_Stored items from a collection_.
▼▼▼
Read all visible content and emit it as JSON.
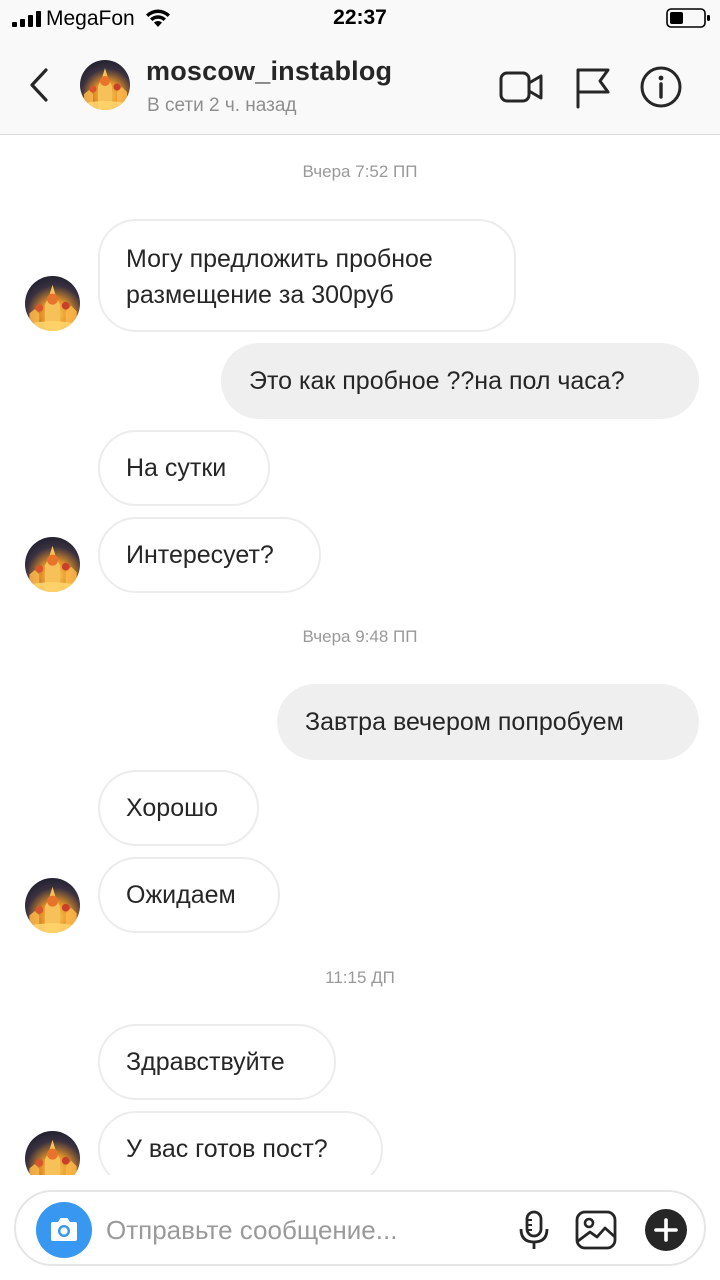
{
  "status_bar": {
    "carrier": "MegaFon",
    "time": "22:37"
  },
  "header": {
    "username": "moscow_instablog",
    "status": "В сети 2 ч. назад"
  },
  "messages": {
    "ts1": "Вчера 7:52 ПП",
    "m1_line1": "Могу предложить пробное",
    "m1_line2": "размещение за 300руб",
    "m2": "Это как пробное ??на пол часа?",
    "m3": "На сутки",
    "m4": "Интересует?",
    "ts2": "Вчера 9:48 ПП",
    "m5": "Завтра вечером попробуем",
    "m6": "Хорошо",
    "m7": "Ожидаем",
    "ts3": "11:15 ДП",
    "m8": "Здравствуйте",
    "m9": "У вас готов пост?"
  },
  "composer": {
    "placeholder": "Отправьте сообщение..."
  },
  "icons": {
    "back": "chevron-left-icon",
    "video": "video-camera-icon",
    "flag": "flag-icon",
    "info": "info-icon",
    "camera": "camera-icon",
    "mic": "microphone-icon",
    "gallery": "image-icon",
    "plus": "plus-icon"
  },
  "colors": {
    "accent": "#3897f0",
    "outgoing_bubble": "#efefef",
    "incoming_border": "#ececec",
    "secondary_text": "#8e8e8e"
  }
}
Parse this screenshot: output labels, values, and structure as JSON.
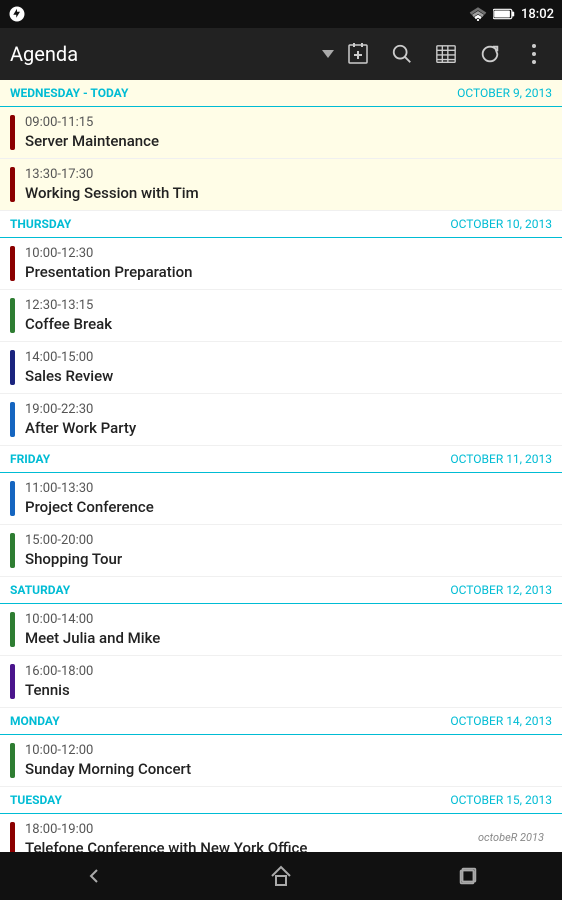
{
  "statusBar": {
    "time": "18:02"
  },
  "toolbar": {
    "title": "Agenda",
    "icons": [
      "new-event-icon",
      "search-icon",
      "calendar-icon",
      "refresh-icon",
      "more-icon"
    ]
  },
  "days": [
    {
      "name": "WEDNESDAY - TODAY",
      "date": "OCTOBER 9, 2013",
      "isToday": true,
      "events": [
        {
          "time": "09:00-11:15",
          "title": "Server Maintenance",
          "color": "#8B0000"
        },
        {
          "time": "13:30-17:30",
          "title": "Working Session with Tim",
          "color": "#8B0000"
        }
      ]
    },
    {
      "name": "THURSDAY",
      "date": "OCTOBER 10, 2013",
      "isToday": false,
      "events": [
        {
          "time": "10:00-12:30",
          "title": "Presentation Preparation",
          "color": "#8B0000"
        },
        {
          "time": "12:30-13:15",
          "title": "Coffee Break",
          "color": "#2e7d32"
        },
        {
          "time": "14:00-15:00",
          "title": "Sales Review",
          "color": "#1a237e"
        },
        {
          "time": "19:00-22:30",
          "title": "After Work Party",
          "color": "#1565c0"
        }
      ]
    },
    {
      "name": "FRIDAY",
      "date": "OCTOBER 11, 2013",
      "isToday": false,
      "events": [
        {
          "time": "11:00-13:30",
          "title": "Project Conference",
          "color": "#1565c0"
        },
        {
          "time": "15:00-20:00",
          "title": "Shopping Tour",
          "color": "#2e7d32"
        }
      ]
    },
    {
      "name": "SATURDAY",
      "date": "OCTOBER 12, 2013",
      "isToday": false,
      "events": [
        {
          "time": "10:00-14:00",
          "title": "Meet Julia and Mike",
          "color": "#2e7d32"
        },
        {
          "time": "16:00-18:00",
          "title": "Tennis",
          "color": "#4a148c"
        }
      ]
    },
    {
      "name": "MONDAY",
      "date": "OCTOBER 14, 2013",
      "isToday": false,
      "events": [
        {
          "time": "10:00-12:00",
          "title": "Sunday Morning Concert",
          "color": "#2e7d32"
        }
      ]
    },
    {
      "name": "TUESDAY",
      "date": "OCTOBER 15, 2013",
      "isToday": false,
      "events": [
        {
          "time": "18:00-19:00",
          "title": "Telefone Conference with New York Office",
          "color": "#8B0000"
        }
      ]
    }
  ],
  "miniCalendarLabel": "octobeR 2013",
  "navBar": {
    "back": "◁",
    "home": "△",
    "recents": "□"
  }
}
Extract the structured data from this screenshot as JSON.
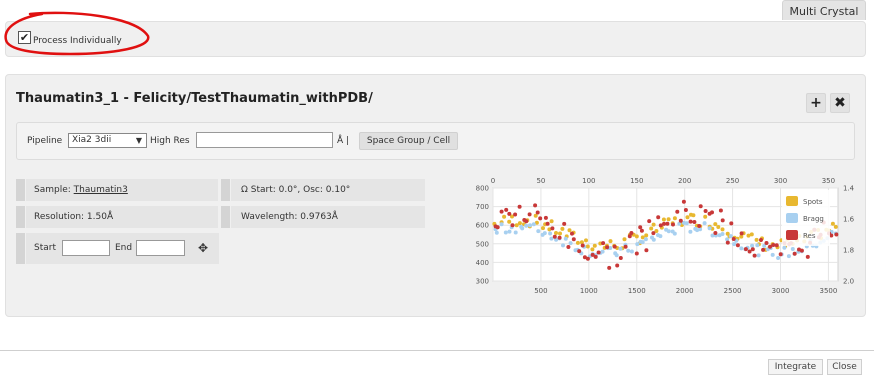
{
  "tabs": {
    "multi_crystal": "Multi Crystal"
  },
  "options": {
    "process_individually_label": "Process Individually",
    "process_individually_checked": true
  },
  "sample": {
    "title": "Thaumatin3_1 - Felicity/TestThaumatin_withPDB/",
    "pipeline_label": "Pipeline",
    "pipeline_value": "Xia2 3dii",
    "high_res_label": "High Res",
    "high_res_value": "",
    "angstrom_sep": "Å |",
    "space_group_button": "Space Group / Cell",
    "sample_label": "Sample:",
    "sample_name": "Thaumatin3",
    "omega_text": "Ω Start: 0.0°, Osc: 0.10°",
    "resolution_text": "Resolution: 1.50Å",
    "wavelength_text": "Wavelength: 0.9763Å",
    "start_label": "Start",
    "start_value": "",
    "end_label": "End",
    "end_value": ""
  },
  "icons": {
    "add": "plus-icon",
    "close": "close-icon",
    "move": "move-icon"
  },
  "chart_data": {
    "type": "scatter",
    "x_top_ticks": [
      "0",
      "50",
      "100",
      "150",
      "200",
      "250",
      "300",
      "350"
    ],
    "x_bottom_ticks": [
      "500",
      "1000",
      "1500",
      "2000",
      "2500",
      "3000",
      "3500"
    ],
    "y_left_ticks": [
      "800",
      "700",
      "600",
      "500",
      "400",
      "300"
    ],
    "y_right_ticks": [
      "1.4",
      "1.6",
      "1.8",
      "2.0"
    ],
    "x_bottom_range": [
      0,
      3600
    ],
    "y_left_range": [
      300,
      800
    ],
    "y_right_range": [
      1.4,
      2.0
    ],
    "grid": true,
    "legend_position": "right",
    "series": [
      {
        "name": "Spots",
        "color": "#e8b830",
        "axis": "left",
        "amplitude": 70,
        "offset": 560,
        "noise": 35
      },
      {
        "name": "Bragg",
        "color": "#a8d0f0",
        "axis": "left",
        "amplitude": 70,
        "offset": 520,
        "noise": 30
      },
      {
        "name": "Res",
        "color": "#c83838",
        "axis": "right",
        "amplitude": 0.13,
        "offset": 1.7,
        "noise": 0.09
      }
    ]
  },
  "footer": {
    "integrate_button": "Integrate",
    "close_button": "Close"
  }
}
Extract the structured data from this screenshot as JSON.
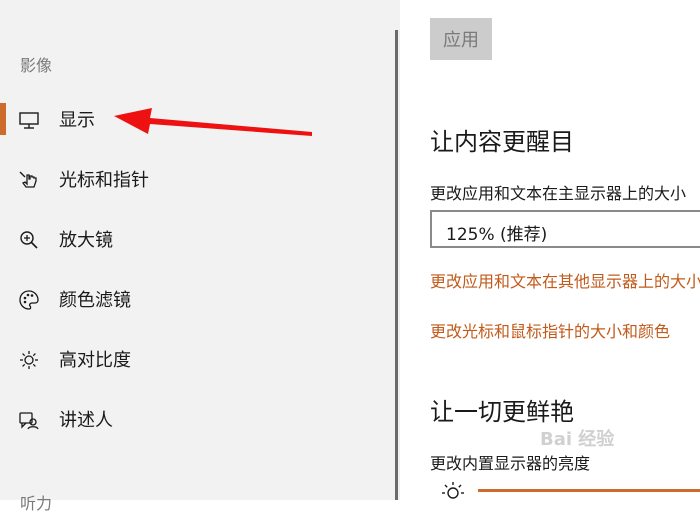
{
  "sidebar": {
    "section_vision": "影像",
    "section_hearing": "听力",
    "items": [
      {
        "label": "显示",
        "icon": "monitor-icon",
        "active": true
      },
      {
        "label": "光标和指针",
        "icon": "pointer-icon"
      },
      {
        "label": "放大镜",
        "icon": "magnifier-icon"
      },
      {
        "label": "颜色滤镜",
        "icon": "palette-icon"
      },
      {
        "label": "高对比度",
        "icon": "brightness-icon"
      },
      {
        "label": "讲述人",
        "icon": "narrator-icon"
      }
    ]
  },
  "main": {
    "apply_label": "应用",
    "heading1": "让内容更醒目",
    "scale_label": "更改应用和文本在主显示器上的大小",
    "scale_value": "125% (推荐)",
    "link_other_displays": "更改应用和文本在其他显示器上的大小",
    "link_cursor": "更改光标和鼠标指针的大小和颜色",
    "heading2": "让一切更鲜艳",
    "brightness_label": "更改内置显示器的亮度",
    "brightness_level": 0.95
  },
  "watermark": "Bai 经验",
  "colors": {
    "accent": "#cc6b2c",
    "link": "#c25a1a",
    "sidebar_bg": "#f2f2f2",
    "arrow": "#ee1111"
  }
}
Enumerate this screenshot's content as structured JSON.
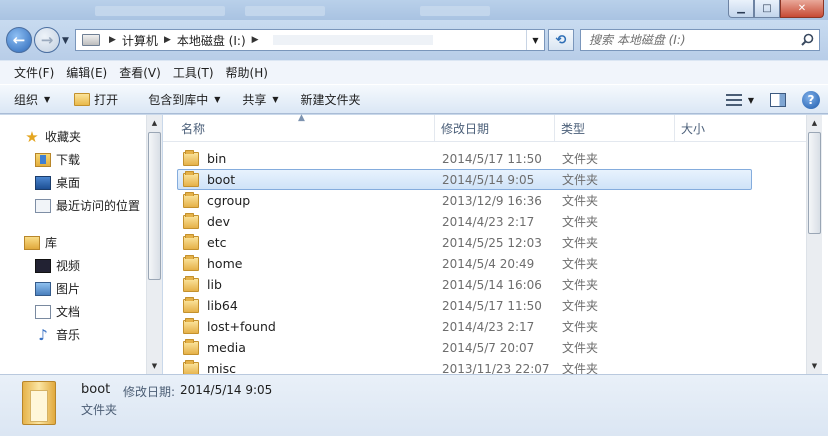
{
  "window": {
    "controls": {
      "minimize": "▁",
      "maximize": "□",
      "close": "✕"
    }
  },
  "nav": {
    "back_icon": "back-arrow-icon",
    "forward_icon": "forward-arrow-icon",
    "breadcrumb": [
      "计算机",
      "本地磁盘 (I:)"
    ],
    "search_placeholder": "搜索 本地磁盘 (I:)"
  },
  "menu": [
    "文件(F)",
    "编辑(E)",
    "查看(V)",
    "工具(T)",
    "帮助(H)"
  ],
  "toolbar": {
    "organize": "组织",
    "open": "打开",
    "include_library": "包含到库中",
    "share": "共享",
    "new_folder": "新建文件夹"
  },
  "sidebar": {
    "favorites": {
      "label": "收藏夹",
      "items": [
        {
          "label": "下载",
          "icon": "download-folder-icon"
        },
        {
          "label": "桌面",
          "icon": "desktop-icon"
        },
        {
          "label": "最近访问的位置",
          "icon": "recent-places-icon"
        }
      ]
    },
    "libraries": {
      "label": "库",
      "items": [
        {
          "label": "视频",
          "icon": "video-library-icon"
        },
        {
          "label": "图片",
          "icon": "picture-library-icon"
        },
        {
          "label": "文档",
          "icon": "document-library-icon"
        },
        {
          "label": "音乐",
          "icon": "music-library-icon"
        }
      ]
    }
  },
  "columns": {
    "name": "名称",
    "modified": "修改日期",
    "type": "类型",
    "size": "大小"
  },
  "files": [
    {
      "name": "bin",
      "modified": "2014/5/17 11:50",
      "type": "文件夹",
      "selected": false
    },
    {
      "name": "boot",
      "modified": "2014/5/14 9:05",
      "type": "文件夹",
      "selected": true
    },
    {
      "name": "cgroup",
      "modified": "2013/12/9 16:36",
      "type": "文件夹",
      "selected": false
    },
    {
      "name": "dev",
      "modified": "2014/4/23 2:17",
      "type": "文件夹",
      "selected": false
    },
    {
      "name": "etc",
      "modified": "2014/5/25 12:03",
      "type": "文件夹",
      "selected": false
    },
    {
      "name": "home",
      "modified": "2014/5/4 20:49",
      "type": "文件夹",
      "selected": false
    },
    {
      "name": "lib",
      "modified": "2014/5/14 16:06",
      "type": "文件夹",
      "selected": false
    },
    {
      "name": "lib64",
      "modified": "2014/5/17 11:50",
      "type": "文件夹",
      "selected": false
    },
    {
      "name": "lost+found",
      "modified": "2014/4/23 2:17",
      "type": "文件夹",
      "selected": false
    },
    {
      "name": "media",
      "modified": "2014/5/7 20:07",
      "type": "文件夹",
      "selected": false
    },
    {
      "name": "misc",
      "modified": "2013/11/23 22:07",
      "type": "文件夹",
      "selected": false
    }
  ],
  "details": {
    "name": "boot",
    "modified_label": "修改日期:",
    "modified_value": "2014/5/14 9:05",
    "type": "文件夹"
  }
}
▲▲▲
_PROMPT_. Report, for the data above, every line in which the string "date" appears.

_WRITTEN ANSWER_.
      "date": "OCTOBER 9, 2013",
      "date": "OCTOBER 10, 2013",
      "date": "OCTOBER 11, 2013",
      "date": "OCTOBER 12, 2013",
      "date": "OCTOBER 14, 2013",
      "date": "OCTOBER 15, 2013",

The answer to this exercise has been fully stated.